_DATA FOR THE TASK_:
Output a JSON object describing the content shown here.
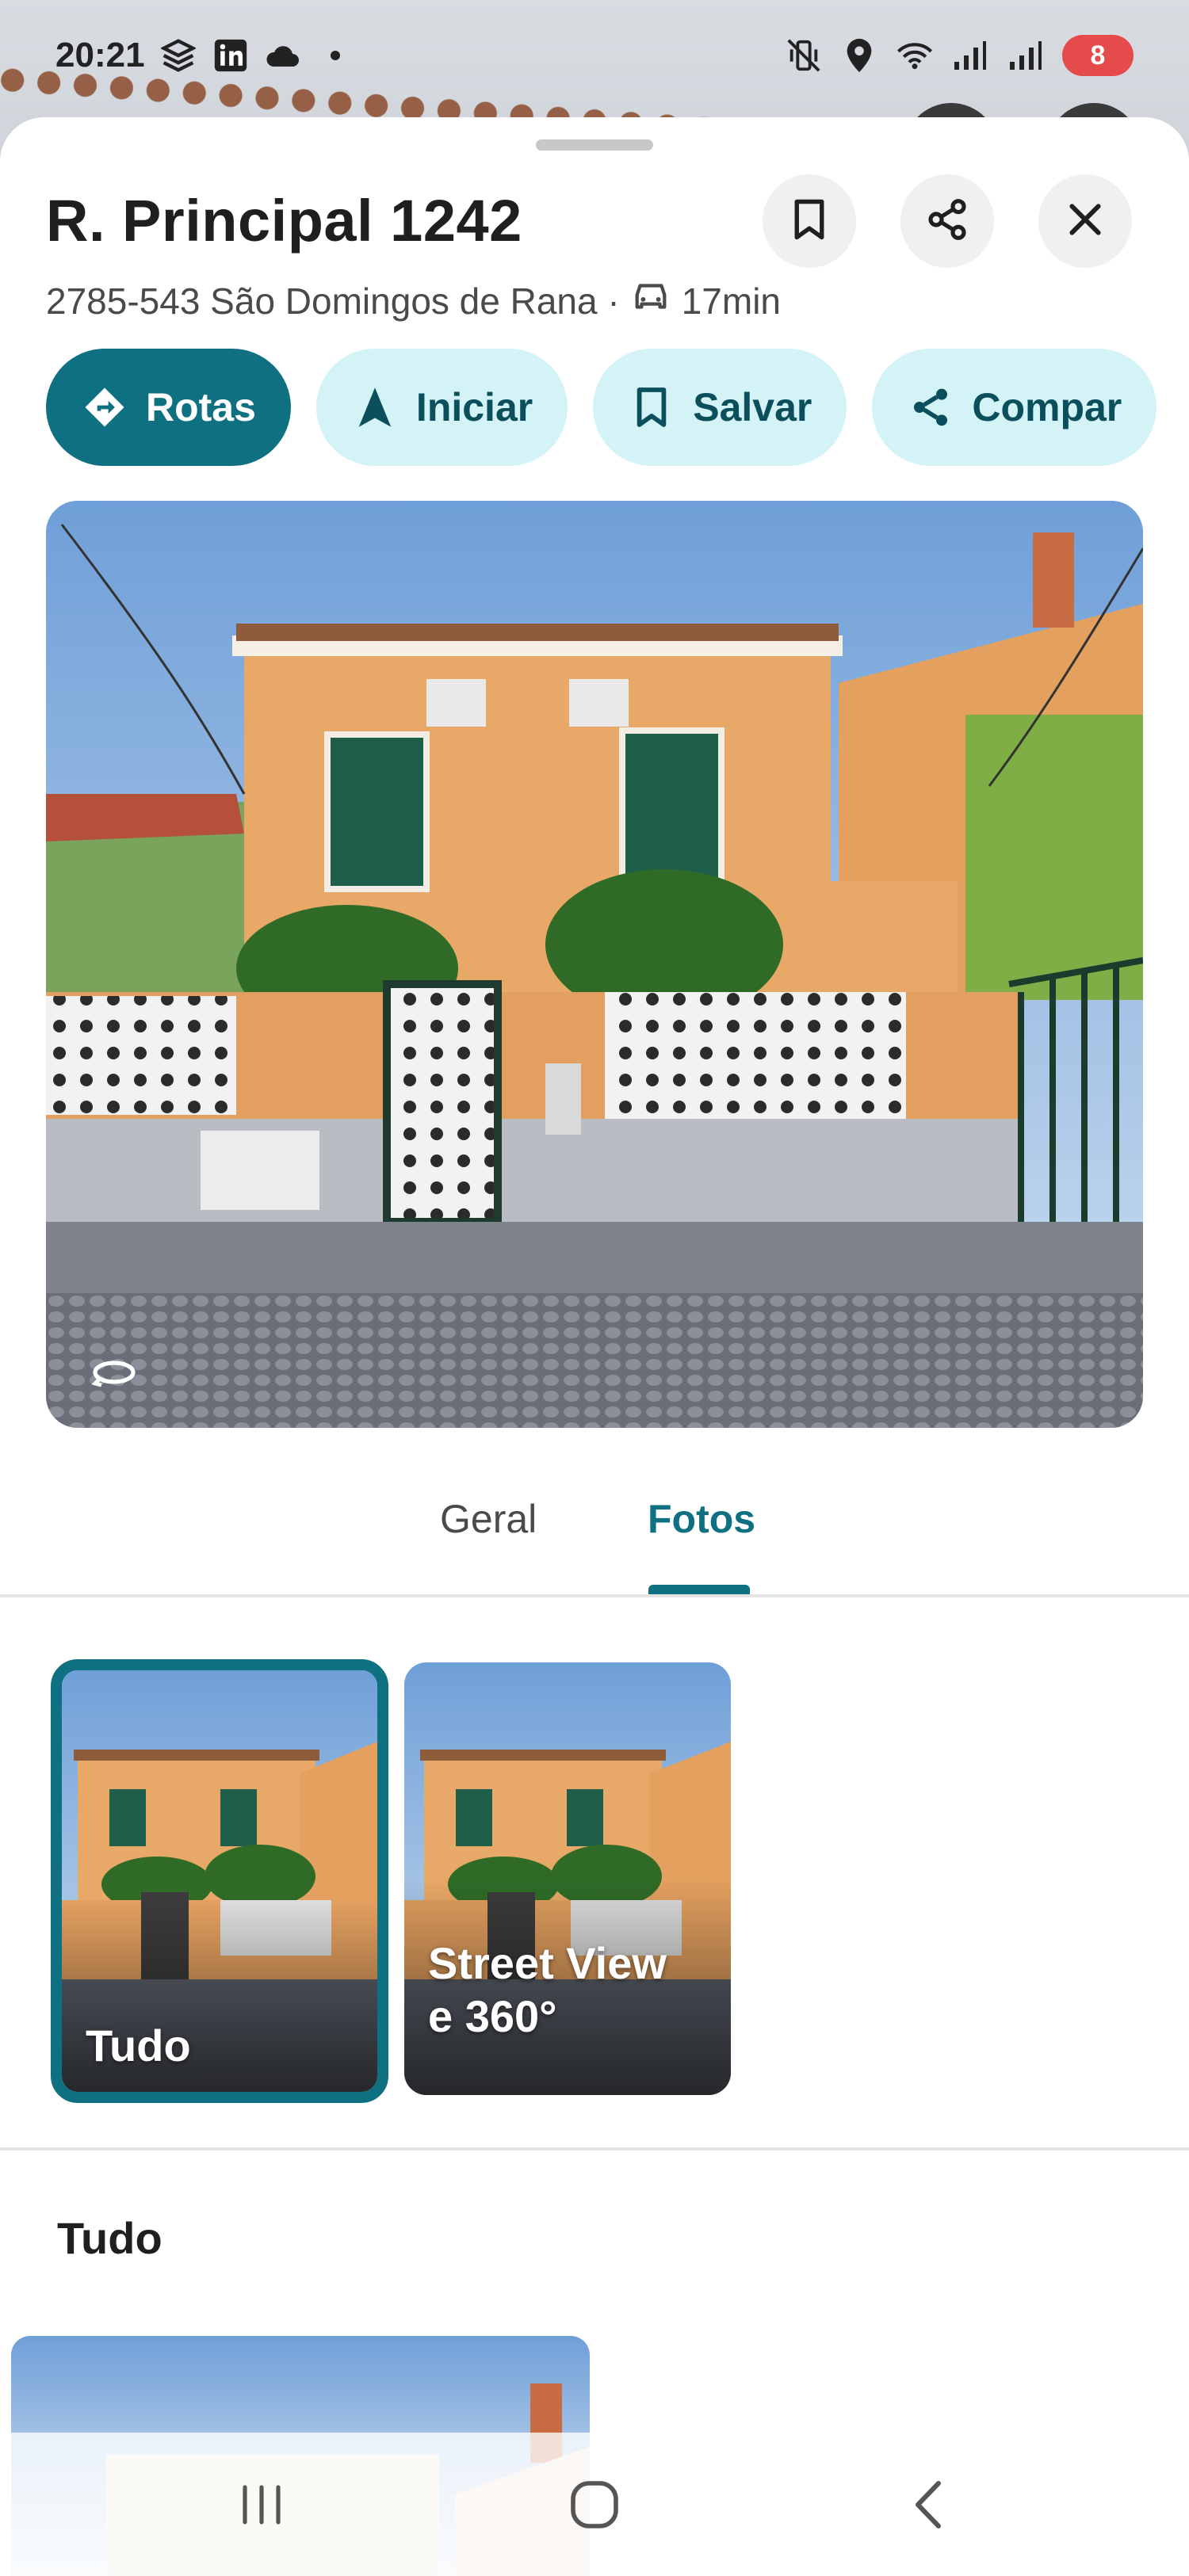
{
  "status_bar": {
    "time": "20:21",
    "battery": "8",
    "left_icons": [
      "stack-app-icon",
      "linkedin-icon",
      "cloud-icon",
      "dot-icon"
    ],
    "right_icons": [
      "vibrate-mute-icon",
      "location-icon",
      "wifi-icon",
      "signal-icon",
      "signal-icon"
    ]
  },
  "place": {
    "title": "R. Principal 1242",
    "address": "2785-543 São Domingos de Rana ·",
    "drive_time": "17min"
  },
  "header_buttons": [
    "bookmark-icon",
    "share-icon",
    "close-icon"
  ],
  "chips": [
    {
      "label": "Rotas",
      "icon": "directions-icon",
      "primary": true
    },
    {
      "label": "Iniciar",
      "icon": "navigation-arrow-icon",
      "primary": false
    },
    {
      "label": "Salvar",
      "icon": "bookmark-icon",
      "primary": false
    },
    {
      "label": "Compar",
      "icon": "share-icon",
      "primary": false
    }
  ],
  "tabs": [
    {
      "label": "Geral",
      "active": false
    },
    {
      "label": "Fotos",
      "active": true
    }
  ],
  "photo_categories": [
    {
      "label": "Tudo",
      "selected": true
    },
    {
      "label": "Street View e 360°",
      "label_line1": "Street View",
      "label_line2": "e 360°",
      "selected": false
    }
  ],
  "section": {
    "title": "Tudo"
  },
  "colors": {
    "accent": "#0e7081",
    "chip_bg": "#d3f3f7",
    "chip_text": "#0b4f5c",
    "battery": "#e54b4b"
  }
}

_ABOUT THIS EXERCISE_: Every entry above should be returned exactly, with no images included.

_COMPLETED EXERCISE_:
Output a JSON object describing the content shown here.
{
  "status_bar": {
    "time": "20:21",
    "battery": "8",
    "left_icons": [
      "stack-app-icon",
      "linkedin-icon",
      "cloud-icon",
      "dot-icon"
    ],
    "right_icons": [
      "vibrate-mute-icon",
      "location-icon",
      "wifi-icon",
      "signal-icon",
      "signal-icon"
    ]
  },
  "place": {
    "title": "R. Principal 1242",
    "address": "2785-543 São Domingos de Rana ·",
    "drive_time": "17min"
  },
  "header_buttons": [
    "bookmark-icon",
    "share-icon",
    "close-icon"
  ],
  "chips": [
    {
      "label": "Rotas",
      "icon": "directions-icon",
      "primary": true
    },
    {
      "label": "Iniciar",
      "icon": "navigation-arrow-icon",
      "primary": false
    },
    {
      "label": "Salvar",
      "icon": "bookmark-icon",
      "primary": false
    },
    {
      "label": "Compar",
      "icon": "share-icon",
      "primary": false
    }
  ],
  "tabs": [
    {
      "label": "Geral",
      "active": false
    },
    {
      "label": "Fotos",
      "active": true
    }
  ],
  "photo_categories": [
    {
      "label": "Tudo",
      "selected": true
    },
    {
      "label": "Street View e 360°",
      "label_line1": "Street View",
      "label_line2": "e 360°",
      "selected": false
    }
  ],
  "section": {
    "title": "Tudo"
  },
  "colors": {
    "accent": "#0e7081",
    "chip_bg": "#d3f3f7",
    "chip_text": "#0b4f5c",
    "battery": "#e54b4b"
  }
}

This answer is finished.